Given records –
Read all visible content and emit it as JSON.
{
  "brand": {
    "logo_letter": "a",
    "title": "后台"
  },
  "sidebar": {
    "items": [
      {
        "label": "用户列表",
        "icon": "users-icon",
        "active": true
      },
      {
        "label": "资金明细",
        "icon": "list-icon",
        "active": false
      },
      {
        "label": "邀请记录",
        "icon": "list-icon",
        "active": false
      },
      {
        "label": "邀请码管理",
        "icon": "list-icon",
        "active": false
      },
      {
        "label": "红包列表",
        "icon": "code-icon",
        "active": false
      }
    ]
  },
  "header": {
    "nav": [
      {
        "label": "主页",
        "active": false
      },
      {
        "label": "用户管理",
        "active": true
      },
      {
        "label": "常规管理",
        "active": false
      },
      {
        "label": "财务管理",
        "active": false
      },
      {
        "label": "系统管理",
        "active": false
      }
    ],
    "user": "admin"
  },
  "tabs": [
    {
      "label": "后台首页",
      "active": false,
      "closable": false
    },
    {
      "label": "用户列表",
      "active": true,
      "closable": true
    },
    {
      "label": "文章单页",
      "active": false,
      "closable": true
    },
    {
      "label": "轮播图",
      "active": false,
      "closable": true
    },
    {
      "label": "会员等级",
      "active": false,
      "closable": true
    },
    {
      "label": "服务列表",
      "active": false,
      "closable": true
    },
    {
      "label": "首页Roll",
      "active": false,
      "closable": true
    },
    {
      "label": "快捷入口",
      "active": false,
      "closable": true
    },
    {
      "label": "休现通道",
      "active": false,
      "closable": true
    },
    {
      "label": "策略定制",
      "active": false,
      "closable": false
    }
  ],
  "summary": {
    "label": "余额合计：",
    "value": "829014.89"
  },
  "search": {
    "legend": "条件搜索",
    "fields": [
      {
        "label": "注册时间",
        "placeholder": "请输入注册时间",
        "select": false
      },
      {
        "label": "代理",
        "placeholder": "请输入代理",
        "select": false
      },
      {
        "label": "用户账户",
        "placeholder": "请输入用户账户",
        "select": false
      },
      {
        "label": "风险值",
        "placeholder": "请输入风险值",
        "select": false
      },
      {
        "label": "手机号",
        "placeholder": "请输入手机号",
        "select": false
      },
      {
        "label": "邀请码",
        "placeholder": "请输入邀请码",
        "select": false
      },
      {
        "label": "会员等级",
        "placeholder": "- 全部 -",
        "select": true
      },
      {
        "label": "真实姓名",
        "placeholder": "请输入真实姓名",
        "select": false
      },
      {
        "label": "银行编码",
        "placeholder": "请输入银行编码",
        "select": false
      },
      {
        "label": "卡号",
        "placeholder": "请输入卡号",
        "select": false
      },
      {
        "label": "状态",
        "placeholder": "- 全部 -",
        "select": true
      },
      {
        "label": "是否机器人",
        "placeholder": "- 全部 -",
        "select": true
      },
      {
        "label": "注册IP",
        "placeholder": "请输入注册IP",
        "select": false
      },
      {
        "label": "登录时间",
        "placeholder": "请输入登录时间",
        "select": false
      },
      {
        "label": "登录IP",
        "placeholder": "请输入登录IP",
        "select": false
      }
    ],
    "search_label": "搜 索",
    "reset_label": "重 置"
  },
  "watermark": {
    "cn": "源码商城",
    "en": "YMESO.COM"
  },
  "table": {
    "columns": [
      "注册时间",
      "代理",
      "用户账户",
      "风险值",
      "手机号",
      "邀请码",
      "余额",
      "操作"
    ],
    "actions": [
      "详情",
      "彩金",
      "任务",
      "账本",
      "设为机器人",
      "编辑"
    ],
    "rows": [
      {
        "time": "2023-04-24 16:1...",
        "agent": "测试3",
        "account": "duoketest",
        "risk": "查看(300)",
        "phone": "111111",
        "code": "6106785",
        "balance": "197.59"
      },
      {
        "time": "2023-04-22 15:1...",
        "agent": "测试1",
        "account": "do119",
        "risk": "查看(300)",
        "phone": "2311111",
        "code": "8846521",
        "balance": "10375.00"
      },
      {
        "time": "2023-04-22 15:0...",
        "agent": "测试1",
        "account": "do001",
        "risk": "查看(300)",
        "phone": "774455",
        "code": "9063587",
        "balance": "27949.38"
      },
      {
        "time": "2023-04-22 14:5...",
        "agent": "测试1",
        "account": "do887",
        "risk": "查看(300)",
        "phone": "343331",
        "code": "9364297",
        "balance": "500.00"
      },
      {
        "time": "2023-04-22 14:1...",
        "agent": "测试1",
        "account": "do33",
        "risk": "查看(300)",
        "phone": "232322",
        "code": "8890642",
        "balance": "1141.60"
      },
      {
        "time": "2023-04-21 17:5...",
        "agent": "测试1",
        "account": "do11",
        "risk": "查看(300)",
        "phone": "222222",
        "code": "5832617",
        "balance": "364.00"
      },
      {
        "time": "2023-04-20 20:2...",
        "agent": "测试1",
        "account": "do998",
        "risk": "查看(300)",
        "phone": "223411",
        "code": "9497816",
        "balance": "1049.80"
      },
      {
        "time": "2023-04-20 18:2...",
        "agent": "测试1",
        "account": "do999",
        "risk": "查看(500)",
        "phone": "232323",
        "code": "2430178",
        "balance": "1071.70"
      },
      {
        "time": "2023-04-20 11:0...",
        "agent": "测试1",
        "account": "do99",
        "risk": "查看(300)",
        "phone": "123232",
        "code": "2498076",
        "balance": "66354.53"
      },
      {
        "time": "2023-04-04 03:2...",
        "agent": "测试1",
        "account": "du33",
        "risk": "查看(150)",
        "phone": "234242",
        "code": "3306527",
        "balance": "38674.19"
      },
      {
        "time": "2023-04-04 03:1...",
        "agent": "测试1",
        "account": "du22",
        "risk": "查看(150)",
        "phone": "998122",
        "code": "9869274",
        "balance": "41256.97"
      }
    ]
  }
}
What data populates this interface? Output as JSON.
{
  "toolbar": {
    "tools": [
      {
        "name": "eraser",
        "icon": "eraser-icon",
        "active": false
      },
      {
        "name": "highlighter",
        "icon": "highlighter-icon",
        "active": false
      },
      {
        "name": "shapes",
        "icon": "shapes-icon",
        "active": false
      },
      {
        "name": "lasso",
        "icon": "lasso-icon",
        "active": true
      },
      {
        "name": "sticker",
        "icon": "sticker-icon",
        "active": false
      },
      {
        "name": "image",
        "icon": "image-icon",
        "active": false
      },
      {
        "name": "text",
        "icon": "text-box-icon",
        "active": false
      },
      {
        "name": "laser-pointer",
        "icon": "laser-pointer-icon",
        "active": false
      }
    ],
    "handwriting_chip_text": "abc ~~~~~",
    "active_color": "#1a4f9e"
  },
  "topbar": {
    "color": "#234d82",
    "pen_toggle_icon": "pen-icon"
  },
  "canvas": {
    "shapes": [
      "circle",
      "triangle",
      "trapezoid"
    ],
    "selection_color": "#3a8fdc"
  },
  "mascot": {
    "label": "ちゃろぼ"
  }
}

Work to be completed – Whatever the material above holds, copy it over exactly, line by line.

Answer below –
Read all visible content and emit it as JSON.
{
  "brand": {
    "logo_letter": "a",
    "title": "后台"
  },
  "sidebar": {
    "items": [
      {
        "label": "用户列表",
        "icon": "users-icon",
        "active": true
      },
      {
        "label": "资金明细",
        "icon": "list-icon",
        "active": false
      },
      {
        "label": "邀请记录",
        "icon": "list-icon",
        "active": false
      },
      {
        "label": "邀请码管理",
        "icon": "list-icon",
        "active": false
      },
      {
        "label": "红包列表",
        "icon": "code-icon",
        "active": false
      }
    ]
  },
  "header": {
    "nav": [
      {
        "label": "主页",
        "active": false
      },
      {
        "label": "用户管理",
        "active": true
      },
      {
        "label": "常规管理",
        "active": false
      },
      {
        "label": "财务管理",
        "active": false
      },
      {
        "label": "系统管理",
        "active": false
      }
    ],
    "user": "admin"
  },
  "tabs": [
    {
      "label": "后台首页",
      "active": false,
      "closable": false
    },
    {
      "label": "用户列表",
      "active": true,
      "closable": true
    },
    {
      "label": "文章单页",
      "active": false,
      "closable": true
    },
    {
      "label": "轮播图",
      "active": false,
      "closable": true
    },
    {
      "label": "会员等级",
      "active": false,
      "closable": true
    },
    {
      "label": "服务列表",
      "active": false,
      "closable": true
    },
    {
      "label": "首页Roll",
      "active": false,
      "closable": true
    },
    {
      "label": "快捷入口",
      "active": false,
      "closable": true
    },
    {
      "label": "休现通道",
      "active": false,
      "closable": true
    },
    {
      "label": "策略定制",
      "active": false,
      "closable": false
    }
  ],
  "summary": {
    "label": "余额合计：",
    "value": "829014.89"
  },
  "search": {
    "legend": "条件搜索",
    "fields": [
      {
        "label": "注册时间",
        "placeholder": "请输入注册时间",
        "select": false
      },
      {
        "label": "代理",
        "placeholder": "请输入代理",
        "select": false
      },
      {
        "label": "用户账户",
        "placeholder": "请输入用户账户",
        "select": false
      },
      {
        "label": "风险值",
        "placeholder": "请输入风险值",
        "select": false
      },
      {
        "label": "手机号",
        "placeholder": "请输入手机号",
        "select": false
      },
      {
        "label": "邀请码",
        "placeholder": "请输入邀请码",
        "select": false
      },
      {
        "label": "会员等级",
        "placeholder": "- 全部 -",
        "select": true
      },
      {
        "label": "真实姓名",
        "placeholder": "请输入真实姓名",
        "select": false
      },
      {
        "label": "银行编码",
        "placeholder": "请输入银行编码",
        "select": false
      },
      {
        "label": "卡号",
        "placeholder": "请输入卡号",
        "select": false
      },
      {
        "label": "状态",
        "placeholder": "- 全部 -",
        "select": true
      },
      {
        "label": "是否机器人",
        "placeholder": "- 全部 -",
        "select": true
      },
      {
        "label": "注册IP",
        "placeholder": "请输入注册IP",
        "select": false
      },
      {
        "label": "登录时间",
        "placeholder": "请输入登录时间",
        "select": false
      },
      {
        "label": "登录IP",
        "placeholder": "请输入登录IP",
        "select": false
      }
    ],
    "search_label": "搜 索",
    "reset_label": "重 置"
  },
  "watermark": {
    "cn": "源码商城",
    "en": "YMESO.COM"
  },
  "table": {
    "columns": [
      "注册时间",
      "代理",
      "用户账户",
      "风险值",
      "手机号",
      "邀请码",
      "余额",
      "操作"
    ],
    "actions": [
      "详情",
      "彩金",
      "任务",
      "账本",
      "设为机器人",
      "编辑"
    ],
    "rows": [
      {
        "time": "2023-04-24 16:1...",
        "agent": "测试3",
        "account": "duoketest",
        "risk": "查看(300)",
        "phone": "111111",
        "code": "6106785",
        "balance": "197.59"
      },
      {
        "time": "2023-04-22 15:1...",
        "agent": "测试1",
        "account": "do119",
        "risk": "查看(300)",
        "phone": "2311111",
        "code": "8846521",
        "balance": "10375.00"
      },
      {
        "time": "2023-04-22 15:0...",
        "agent": "测试1",
        "account": "do001",
        "risk": "查看(300)",
        "phone": "774455",
        "code": "9063587",
        "balance": "27949.38"
      },
      {
        "time": "2023-04-22 14:5...",
        "agent": "测试1",
        "account": "do887",
        "risk": "查看(300)",
        "phone": "343331",
        "code": "9364297",
        "balance": "500.00"
      },
      {
        "time": "2023-04-22 14:1...",
        "agent": "测试1",
        "account": "do33",
        "risk": "查看(300)",
        "phone": "232322",
        "code": "8890642",
        "balance": "1141.60"
      },
      {
        "time": "2023-04-21 17:5...",
        "agent": "测试1",
        "account": "do11",
        "risk": "查看(300)",
        "phone": "222222",
        "code": "5832617",
        "balance": "364.00"
      },
      {
        "time": "2023-04-20 20:2...",
        "agent": "测试1",
        "account": "do998",
        "risk": "查看(300)",
        "phone": "223411",
        "code": "9497816",
        "balance": "1049.80"
      },
      {
        "time": "2023-04-20 18:2...",
        "agent": "测试1",
        "account": "do999",
        "risk": "查看(500)",
        "phone": "232323",
        "code": "2430178",
        "balance": "1071.70"
      },
      {
        "time": "2023-04-20 11:0...",
        "agent": "测试1",
        "account": "do99",
        "risk": "查看(300)",
        "phone": "123232",
        "code": "2498076",
        "balance": "66354.53"
      },
      {
        "time": "2023-04-04 03:2...",
        "agent": "测试1",
        "account": "du33",
        "risk": "查看(150)",
        "phone": "234242",
        "code": "3306527",
        "balance": "38674.19"
      },
      {
        "time": "2023-04-04 03:1...",
        "agent": "测试1",
        "account": "du22",
        "risk": "查看(150)",
        "phone": "998122",
        "code": "9869274",
        "balance": "41256.97"
      }
    ]
  }
}
What data populates this interface? Output as JSON.
{
  "toolbar": {
    "tools": [
      {
        "name": "eraser",
        "icon": "eraser-icon",
        "active": false
      },
      {
        "name": "highlighter",
        "icon": "highlighter-icon",
        "active": false
      },
      {
        "name": "shapes",
        "icon": "shapes-icon",
        "active": false
      },
      {
        "name": "lasso",
        "icon": "lasso-icon",
        "active": true
      },
      {
        "name": "sticker",
        "icon": "sticker-icon",
        "active": false
      },
      {
        "name": "image",
        "icon": "image-icon",
        "active": false
      },
      {
        "name": "text",
        "icon": "text-box-icon",
        "active": false
      },
      {
        "name": "laser-pointer",
        "icon": "laser-pointer-icon",
        "active": false
      }
    ],
    "handwriting_chip_text": "abc ~~~~~",
    "active_color": "#1a4f9e"
  },
  "topbar": {
    "color": "#234d82",
    "pen_toggle_icon": "pen-icon"
  },
  "canvas": {
    "shapes": [
      "circle",
      "triangle",
      "trapezoid"
    ],
    "selection_color": "#3a8fdc"
  },
  "mascot": {
    "label": "ちゃろぼ"
  }
}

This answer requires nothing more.